It's a joy being shared by castle lords and town mayors across Germany who have been scrambling to claim funds from two other government programs. Some €150 million is being made available for the country's 33 UNESCO World Heritage sites such as the historic town center of Quedlinburg and the castles of the Rhine, and a further €20 million is coming from the government's second economic stimulus package launched this year.
While only the €20 million program is directly linked to the economic crisis, it is striking that the government is stumping up hundreds of millions of euros at a time when the country is suffering its biggest downturn since the 1930s.
Cash Not Just For Autobahns

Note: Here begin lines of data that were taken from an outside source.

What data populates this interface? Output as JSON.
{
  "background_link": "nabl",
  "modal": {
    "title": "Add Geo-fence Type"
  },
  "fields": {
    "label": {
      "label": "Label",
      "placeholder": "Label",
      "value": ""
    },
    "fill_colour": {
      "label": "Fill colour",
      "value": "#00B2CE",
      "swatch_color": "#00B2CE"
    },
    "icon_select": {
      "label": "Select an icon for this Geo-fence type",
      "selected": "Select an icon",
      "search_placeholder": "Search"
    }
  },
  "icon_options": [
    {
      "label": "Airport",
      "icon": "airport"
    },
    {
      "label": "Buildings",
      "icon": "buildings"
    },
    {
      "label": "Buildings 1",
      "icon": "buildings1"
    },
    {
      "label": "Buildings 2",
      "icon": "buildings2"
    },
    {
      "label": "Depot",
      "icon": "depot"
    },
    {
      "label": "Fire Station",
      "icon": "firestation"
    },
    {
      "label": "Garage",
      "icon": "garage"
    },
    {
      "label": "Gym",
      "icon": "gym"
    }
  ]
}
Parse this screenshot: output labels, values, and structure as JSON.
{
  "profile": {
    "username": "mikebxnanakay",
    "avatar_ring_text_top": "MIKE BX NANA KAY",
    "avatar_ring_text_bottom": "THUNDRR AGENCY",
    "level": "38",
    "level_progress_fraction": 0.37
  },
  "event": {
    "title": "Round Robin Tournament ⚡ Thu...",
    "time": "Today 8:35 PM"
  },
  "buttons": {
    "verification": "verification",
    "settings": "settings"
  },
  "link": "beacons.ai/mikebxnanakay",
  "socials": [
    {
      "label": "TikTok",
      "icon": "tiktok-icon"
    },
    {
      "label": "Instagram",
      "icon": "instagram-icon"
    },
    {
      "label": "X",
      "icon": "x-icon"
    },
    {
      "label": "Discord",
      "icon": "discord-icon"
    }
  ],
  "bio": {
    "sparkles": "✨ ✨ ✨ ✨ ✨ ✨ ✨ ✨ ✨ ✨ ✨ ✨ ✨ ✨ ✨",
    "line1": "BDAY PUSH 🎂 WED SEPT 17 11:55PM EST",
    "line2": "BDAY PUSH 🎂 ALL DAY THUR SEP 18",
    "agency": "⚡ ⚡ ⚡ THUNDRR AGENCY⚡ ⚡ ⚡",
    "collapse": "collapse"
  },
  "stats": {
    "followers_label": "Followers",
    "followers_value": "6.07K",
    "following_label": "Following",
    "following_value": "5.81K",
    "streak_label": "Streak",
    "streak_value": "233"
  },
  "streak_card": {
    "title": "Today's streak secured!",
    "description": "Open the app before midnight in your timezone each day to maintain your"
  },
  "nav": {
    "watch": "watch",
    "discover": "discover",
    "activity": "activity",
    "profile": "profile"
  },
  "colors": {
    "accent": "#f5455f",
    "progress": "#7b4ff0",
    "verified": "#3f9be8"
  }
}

"We had thought the stimulus money would go into autobahns and things like that, so we were surprised and overjoyed that people thought about our historic monuments," Gerhard Wagner, secretary general of the German Castles Association, told SPIEGEL ONLINE. "It means we're now able to tackle projects that we otherwise wouldn't have gotten to for another 20 years."
"The basic problem with protecting old monuments is that you never know when something's going to fall down, it's a matter of faith. And because our financial resources are always meager, we can only ever do the bare minimum," said Wagner.
The owners of castles along the 65-kilometer stretch of the Middle Rhine Valley designated as a World Heritage site have applied for a total of €14 million in government funds.
Marksburg Castle, the only hill-top castle on the Rhine never to have been destroyed in its more than 800-year history has been awarded €700,000 for roof repairs and improvements to an access road.
Scaffolding will now be going up on castle walls all the way from Koblenz to Bingen, an area made famous by the legendary rock of the Lorelei -- news that is likely to disappoint tourists and shutterbugs.
A little further west, tucked in a glorious wooded valley close to the Moselle River, stands Burg Eltz, one of Germany's most iconic castles, which has been owned by the Eltz dynasty for the last 800 years and attracts some 250,000 visitors a year. It is receiving more than €2 million to retile roofs and to fit iron anchors to secure a 40-meter tower which is at risk of collapse.
Karl Graf von und zu Eltz, the 33rd Count of Eltz, said this year it was the biggest refurbishment since the beginning of the last century.
Visitor Numbers Up
Burg Eltz can only be visited in a guided tour and despite the recession, guest numbers have increased in 2009, although it's not just Germans accounting for the increase. Large numbers of Belgians, Dutch and even British tourists are defying the recession and flocking to the castle to marvel at its original medieval halls, suits of armor and tapestries.
Tourism is up at many historic monuments across Germany -- Marksburg castle expects 145,000 visitors in 2009, up from 142,000 last year, and Rheinstein, another privately owned castle that guards the Rhine near the town of Bingen, is confident it will crack 30,000 this year, up from 2008.
With all the building contracts being awarded, it's getting increasingly hard to recruit local contractors skilled in restoring medieval buildings, castle owners say. Medieval mortar requires a special type of plaster to make it weather proof, for example.
Rheinstein looks set to be one of the few Rhine castles unspoiled by scaffolding in the years to come because it has already undergone €2 million worth of refurbishment over the last decade, with government help.
"One has to keep begging and applying for public funds because there are so many historical buildings in this region," Rheinstein's owner Markus Hecher, whose father, an opera singer, bought the castle in the 1970s, told SPIEGEL ONLINE.
Owning a castle may sound like a dream come true but it's also a constant challenge, said Hecher. "A few years ago our cesspits collapsed and we had to fix them right away because we're not attached to the public sewage system. That came out of the blue and cost €24,000. And because we get all our water from wells in the forest, we have to keep maintaining the four kilometers of pipes leading there. Blocked filters sometimes shut off our supply."
The economic crisis isn't all good news though -- even though visitor numbers were up, guests are spending less on food in the castle café and aren't buying as many expensive souvenirs such as €70 swords, Hecher said.